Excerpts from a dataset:

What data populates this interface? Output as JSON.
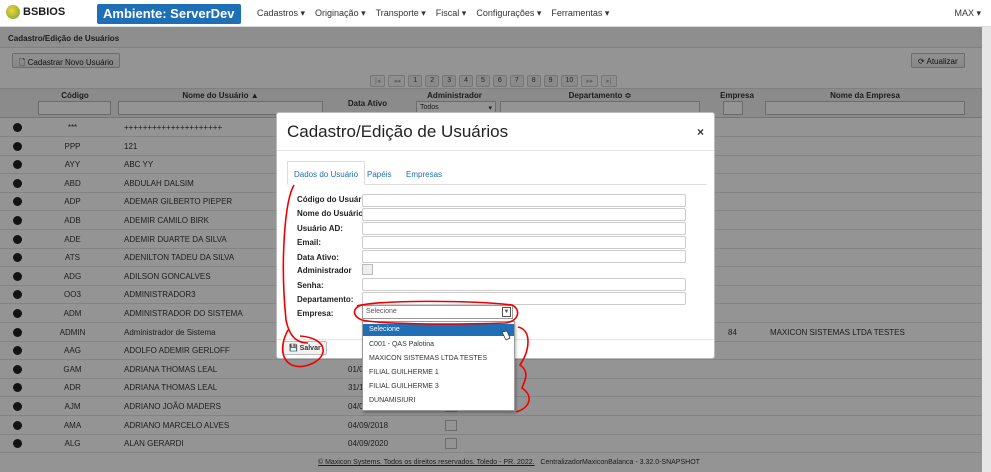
{
  "nav": {
    "logo": "BSBIOS",
    "env": "Ambiente: ServerDev",
    "menu": [
      "Cadastros ▾",
      "Originação ▾",
      "Transporte ▾",
      "Fiscal ▾",
      "Configurações ▾",
      "Ferramentas ▾"
    ],
    "user": "MAX ▾"
  },
  "sub": {
    "title": "Cadastro/Edição de Usuários",
    "new_btn": "Cadastrar Novo Usuário",
    "refresh_btn": "Atualizar"
  },
  "pager": [
    "|◂",
    "◂◂",
    "1",
    "2",
    "3",
    "4",
    "5",
    "6",
    "7",
    "8",
    "9",
    "10",
    "▸▸",
    "▸|"
  ],
  "columns": {
    "codigo": "Código",
    "nome": "Nome do Usuário ▲",
    "data": "Data Ativo",
    "admin": "Administrador",
    "admin_filter": "Todos",
    "depto": "Departamento ≎",
    "empresa": "Empresa",
    "nome_empresa": "Nome da Empresa"
  },
  "rows": [
    {
      "code": "***",
      "name": "+++++++++++++++++++++",
      "date": "",
      "emp": "",
      "emp_name": ""
    },
    {
      "code": "PPP",
      "name": "121",
      "date": "",
      "emp": "",
      "emp_name": ""
    },
    {
      "code": "AYY",
      "name": "ABC YY",
      "date": "",
      "emp": "",
      "emp_name": ""
    },
    {
      "code": "ABD",
      "name": "ABDULAH DALSIM",
      "date": "",
      "emp": "",
      "emp_name": ""
    },
    {
      "code": "ADP",
      "name": "ADEMAR GILBERTO PIEPER",
      "date": "",
      "emp": "",
      "emp_name": ""
    },
    {
      "code": "ADB",
      "name": "ADEMIR CAMILO BIRK",
      "date": "",
      "emp": "",
      "emp_name": ""
    },
    {
      "code": "ADE",
      "name": "ADEMIR DUARTE DA SILVA",
      "date": "",
      "emp": "",
      "emp_name": ""
    },
    {
      "code": "ATS",
      "name": "ADENILTON TADEU DA SILVA",
      "date": "",
      "emp": "",
      "emp_name": ""
    },
    {
      "code": "ADG",
      "name": "ADILSON GONCALVES",
      "date": "",
      "emp": "",
      "emp_name": ""
    },
    {
      "code": "OO3",
      "name": "ADMINISTRADOR3",
      "date": "",
      "emp": "",
      "emp_name": ""
    },
    {
      "code": "ADM",
      "name": "ADMINISTRADOR DO SISTEMA",
      "date": "",
      "emp": "",
      "emp_name": ""
    },
    {
      "code": "ADMIN",
      "name": "Administrador de Sistema",
      "date": "",
      "emp": "84",
      "emp_name": "MAXICON SISTEMAS LTDA TESTES"
    },
    {
      "code": "AAG",
      "name": "ADOLFO ADEMIR GERLOFF",
      "date": "",
      "emp": "",
      "emp_name": ""
    },
    {
      "code": "GAM",
      "name": "ADRIANA THOMAS LEAL",
      "date": "01/0",
      "emp": "",
      "emp_name": ""
    },
    {
      "code": "ADR",
      "name": "ADRIANA THOMAS LEAL",
      "date": "31/1",
      "emp": "",
      "emp_name": ""
    },
    {
      "code": "AJM",
      "name": "ADRIANO JOÃO MADERS",
      "date": "04/09/2018",
      "emp": "",
      "emp_name": ""
    },
    {
      "code": "AMA",
      "name": "ADRIANO MARCELO ALVES",
      "date": "04/09/2018",
      "emp": "",
      "emp_name": ""
    },
    {
      "code": "ALG",
      "name": "ALAN GERARDI",
      "date": "04/09/2020",
      "emp": "",
      "emp_name": ""
    }
  ],
  "footer": {
    "link": "© Maxicon Systems. Todos os direitos reservados. Toledo - PR. 2022.",
    "version": "CentralizadorMaxiconBalanca - 3.32.0-SNAPSHOT"
  },
  "modal": {
    "title": "Cadastro/Edição de Usuários",
    "close": "×",
    "tabs": [
      "Dados do Usuário",
      "Papéis",
      "Empresas"
    ],
    "fields": [
      "Código do Usuário:",
      "Nome do Usuário:",
      "Usuário AD:",
      "Email:",
      "Data Ativo:",
      "Administrador",
      "Senha:",
      "Departamento:",
      "Empresa:"
    ],
    "select_value": "Selecione",
    "save": "Salvar",
    "options": [
      "Selecione",
      "C001 - QAS Palotina",
      "MAXICON SISTEMAS LTDA TESTES",
      "FILIAL GUILHERME 1",
      "FILIAL GUILHERME 3",
      "DUNAMISIURI"
    ]
  }
}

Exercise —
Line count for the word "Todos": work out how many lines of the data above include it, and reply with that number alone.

Task answer —
2